━━ Listed records ━━
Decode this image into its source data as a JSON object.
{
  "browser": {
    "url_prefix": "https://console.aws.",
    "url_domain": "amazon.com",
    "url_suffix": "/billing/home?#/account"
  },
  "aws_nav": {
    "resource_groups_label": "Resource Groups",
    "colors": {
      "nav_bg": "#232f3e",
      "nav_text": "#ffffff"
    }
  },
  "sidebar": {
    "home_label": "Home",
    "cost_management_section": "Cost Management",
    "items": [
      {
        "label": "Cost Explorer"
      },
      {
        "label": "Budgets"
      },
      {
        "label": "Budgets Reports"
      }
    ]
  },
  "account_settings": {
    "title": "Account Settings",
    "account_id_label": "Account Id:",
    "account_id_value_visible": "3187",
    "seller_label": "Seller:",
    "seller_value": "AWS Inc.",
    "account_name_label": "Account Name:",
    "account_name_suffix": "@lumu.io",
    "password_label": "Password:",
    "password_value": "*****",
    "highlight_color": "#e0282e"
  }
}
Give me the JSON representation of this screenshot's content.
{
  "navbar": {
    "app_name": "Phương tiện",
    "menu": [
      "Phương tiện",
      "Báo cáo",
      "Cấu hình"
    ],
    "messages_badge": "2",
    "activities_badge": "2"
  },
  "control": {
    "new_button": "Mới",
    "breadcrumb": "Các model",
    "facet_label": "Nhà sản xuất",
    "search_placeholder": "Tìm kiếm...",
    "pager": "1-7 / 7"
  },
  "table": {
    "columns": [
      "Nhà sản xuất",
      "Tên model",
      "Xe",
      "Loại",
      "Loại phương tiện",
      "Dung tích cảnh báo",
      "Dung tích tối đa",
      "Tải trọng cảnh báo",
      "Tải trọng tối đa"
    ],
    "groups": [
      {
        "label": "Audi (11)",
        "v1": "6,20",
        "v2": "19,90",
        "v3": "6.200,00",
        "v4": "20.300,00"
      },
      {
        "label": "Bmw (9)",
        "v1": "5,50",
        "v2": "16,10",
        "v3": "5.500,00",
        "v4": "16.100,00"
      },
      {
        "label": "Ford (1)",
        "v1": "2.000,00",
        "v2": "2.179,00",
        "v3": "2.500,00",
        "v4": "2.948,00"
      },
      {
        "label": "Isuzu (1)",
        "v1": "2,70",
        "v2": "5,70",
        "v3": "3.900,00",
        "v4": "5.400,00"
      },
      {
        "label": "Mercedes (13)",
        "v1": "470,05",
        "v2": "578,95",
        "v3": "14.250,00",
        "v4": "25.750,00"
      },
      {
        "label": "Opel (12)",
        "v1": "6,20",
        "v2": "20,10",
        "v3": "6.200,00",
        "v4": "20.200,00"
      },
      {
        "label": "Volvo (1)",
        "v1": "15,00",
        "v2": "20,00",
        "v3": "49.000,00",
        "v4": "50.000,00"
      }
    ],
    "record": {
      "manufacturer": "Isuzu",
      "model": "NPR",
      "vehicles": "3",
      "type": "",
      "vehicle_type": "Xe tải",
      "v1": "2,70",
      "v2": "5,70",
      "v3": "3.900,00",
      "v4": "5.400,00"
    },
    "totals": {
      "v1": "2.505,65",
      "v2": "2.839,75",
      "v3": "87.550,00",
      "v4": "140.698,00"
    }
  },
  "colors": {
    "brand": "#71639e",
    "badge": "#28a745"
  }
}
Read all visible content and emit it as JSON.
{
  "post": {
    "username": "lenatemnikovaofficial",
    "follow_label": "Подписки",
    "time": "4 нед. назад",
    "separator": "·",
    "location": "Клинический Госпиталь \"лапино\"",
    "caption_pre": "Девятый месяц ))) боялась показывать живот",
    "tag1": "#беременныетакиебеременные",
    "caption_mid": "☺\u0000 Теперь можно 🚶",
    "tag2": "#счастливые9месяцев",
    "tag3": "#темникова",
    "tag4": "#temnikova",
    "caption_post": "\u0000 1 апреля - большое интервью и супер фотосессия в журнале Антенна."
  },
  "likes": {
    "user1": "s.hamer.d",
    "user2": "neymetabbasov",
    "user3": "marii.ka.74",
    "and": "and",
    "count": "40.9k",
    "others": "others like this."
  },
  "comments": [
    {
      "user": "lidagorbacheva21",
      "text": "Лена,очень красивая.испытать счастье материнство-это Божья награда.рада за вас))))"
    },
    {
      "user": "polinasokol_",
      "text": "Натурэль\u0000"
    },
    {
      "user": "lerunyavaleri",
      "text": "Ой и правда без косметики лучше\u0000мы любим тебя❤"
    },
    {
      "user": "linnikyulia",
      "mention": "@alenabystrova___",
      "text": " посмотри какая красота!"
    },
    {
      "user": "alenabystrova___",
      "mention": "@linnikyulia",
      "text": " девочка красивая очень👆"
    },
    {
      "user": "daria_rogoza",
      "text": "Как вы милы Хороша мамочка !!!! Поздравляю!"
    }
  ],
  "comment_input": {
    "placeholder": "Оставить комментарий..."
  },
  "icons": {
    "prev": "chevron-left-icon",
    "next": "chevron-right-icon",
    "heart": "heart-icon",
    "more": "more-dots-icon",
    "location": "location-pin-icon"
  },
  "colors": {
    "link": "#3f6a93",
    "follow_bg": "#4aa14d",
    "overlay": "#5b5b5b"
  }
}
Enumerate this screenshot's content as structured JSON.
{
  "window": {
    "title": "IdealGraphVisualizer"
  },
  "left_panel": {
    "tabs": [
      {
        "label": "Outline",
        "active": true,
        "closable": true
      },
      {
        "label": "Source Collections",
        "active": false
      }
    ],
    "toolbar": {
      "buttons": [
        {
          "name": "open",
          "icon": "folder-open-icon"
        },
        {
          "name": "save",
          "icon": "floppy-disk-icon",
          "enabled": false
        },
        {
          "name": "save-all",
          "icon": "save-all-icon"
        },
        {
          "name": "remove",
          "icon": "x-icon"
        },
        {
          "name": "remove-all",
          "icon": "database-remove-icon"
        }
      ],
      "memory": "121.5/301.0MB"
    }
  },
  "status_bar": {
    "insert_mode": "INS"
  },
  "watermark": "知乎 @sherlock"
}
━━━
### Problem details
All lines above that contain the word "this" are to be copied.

### Task answer
Decode this image into its source data as a JSON object.
Give me the JSON representation of this screenshot's content.
    "others": "others like this."
Enumerate this screenshot's content as structured JSON.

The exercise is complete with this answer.